June 05, 2013

Travel nursing offers opportunities that most other careers can't offer: excellent compensation, exciting adventures in new locations, and a very impressive resume. But with so many things to do and in so many new places to do them, it’s important not to spend as if on a perpetual vacation.

As Brad Crawford, and his travel nurse wife Stasha, have experienced first-hand, having a budget is important for everyone but it’s especially true for travelers. Life on the road inherently comes with expenses that every travel nurse needs to prepare for:

Traveling Costs:

Gas prices have a huge impact on travelers. The cost of filling up your tank can change drastically depending on the time of year and your current location. The total distance to your next assignment is another variable that needs to be taken into account. If your next destination is more than an 8-hour drive, you might want to stay in a hotel. If you're traveling across the country, you'll be spending several nights in a hotel. Depending on how many assignments you take each year and how far you travel, you could easily spend $1000 a year or more in gas and hotel costs traveling between assignments. Don't forget about fast-food, snacks and drinks. Sometimes these can nickel and dime you more than you expect.

Location Costs:

Once you get to your assignment location, the spending doesn't stop. Moving into your new apartment or hotel usually includes a trip to the grocery store to stock your refrigerator and shelves. A lot of travelers throw away inexpensive household items like mops, brooms, and trash cans. Once again, these inexpensive items can add up quick. You'll also want to enjoy your new assignment and have some fun. Money needs to be budgeted for everything from kayak or bike rentals to amusement parks and nights out on the town. And what about that restaurant everyone at your new job keeps talking about?

Job Costs:

If you plan on traveling to several states, you will need to pay for a nursing license in each state. These can range from less than $50 to over $200. You'll also have to maintain your CEU's depending on which states you want to retain your licenses in. However, some companies such as Fastaff will reimburse you if you take a position with them in the state you were newly licensed in as well as offer free CEU’s. Some hospitals require a particular color of scrubs so you may find yourself unexpectedly replacing your wardrobe.

These are just a few of the almost certain costs you will run into. There can be plenty of other expenses like souvenirs, mail forwarding and plane tickets to fly home and visit family. Even if your travel agency reimburses you for some or most of these expenses, you usually have to upfront the money yourself. Having a budget can save you from having to resort to using a credit card, thereby eliminating interest and stress.

Tools for creating a budget:

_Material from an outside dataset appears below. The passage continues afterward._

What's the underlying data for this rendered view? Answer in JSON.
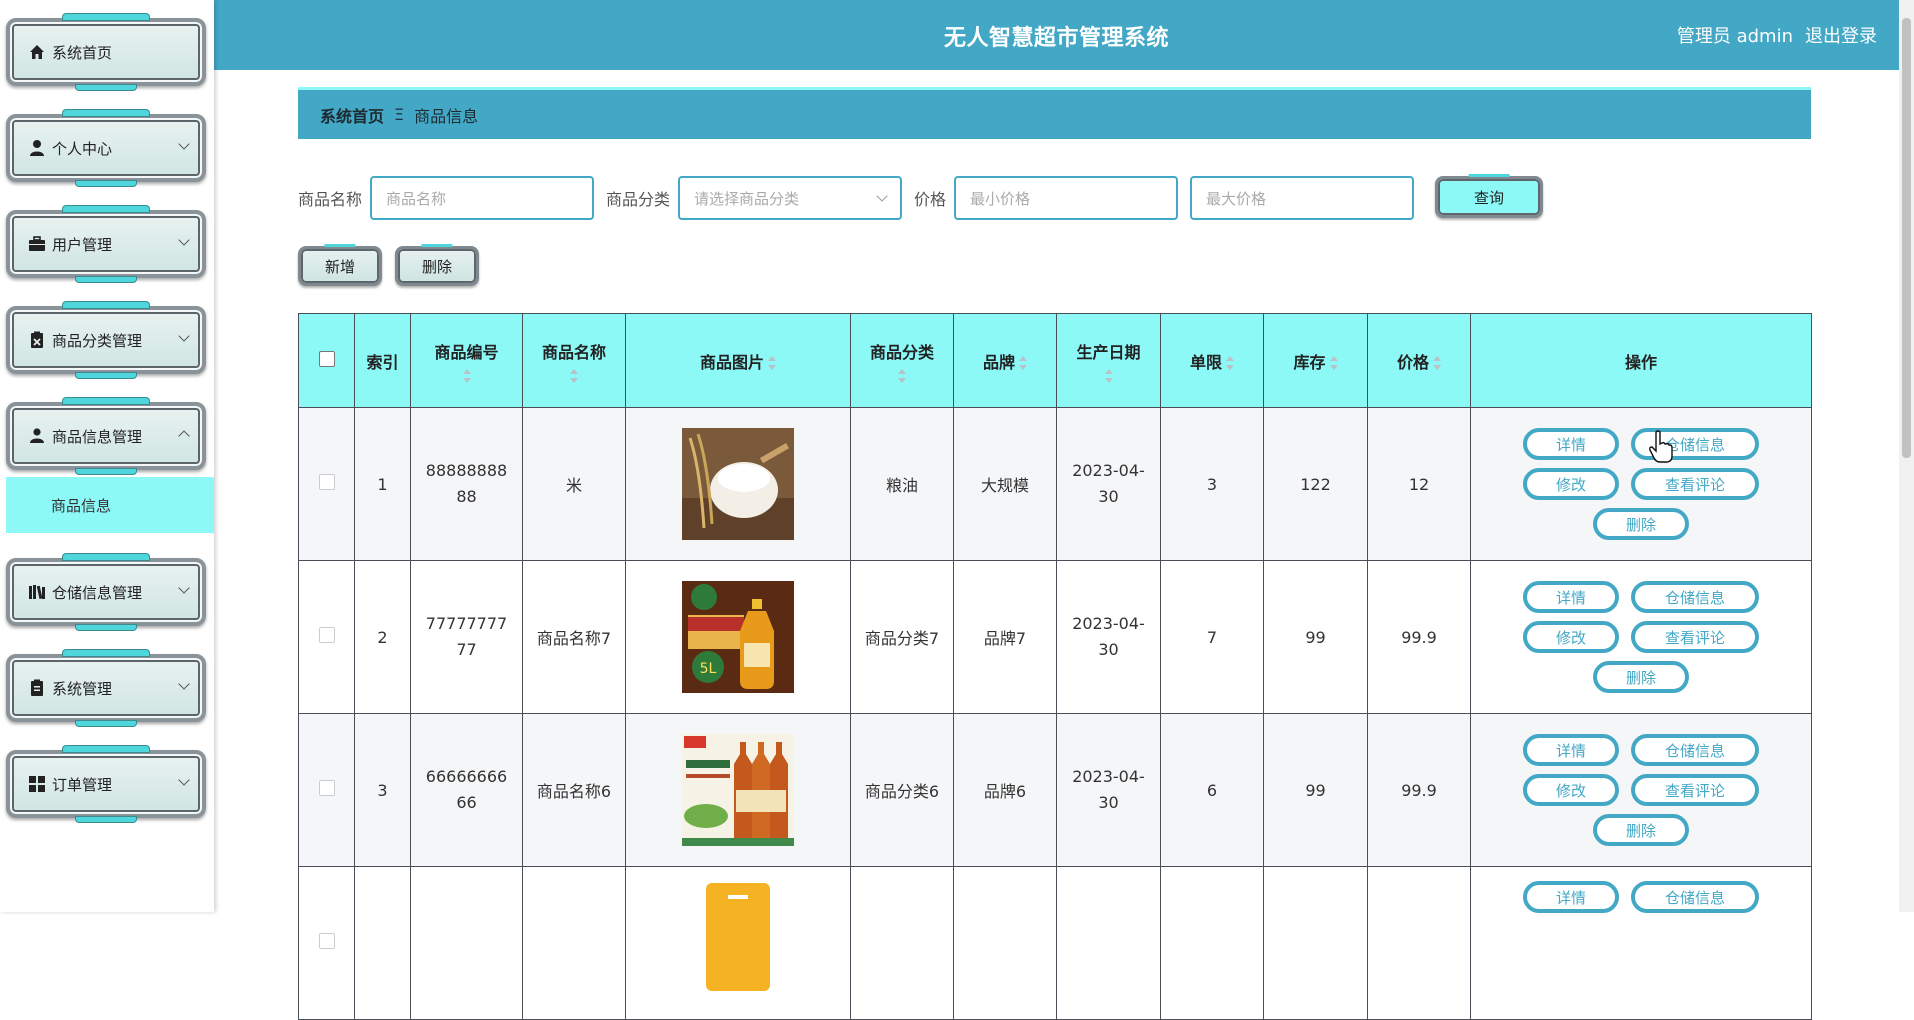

There are several programs you can use to start a budget. If you are a “Do-it-Yourself” kind of person, you could simply create one yourself using Microsoft Excel. Don't have Excel? OpenOffice.org offers a free alternative. You will need to have a basic understanding of spreadsheets to go this route but there are plenty of resources online and even free budget templates you can download. If this sounds like too much work, there are free and paid options.

Mint.com is a free online resource that will connect to your bank accounts and keep everything up-to-date for you. Once you categorize your purchases, Mint will remember that a check card purchase from JCPenney falls under the clothing category. One disadvantage to this approach is that it can become too hands-off, even with the free smart phone app. Some people prefer to enter all of their purchases manually so they are forced to keep up with their budget.

If this sounds like you, a program called “You Need A Budget” (YNAB) is probably your best bet. It will set you back $60 but a budget that works can be priceless. YNAB intentionally leaves out the ability to sync your accounts so you have to manually keep track of everything. Its goal is to get you to budget enough money that you eventually pay for the current month's expenses with your previous month's earnings instead of living paycheck to paycheck. YNAB also has free online classes and a free smart phone app.

Establishing a budget really can make the difference between a good or bad traveling experience. With so many travel expense variables, it is nearly impossible to properly manage your money without a budget. It is very powerful and rewarding to be in control of your finances and not have that stress in your life. If you find yourself struggling with unexpected traveling costs, and scraping for ways to pay for them, do yourself a favor and get your budget started today.

As the husband of a travel nurse, Brad Crawford sees the travel nursing experience from a different perspective. While his wife, Stasha, focuses more on the “nursing” aspect, Brad is more concerned with things like the crime rate, what the weather is like, and what sort of fun things there will be nearby. Together they have created TravelNurseHelp, a website designed to combine much of the info a travel nurse needs in one place.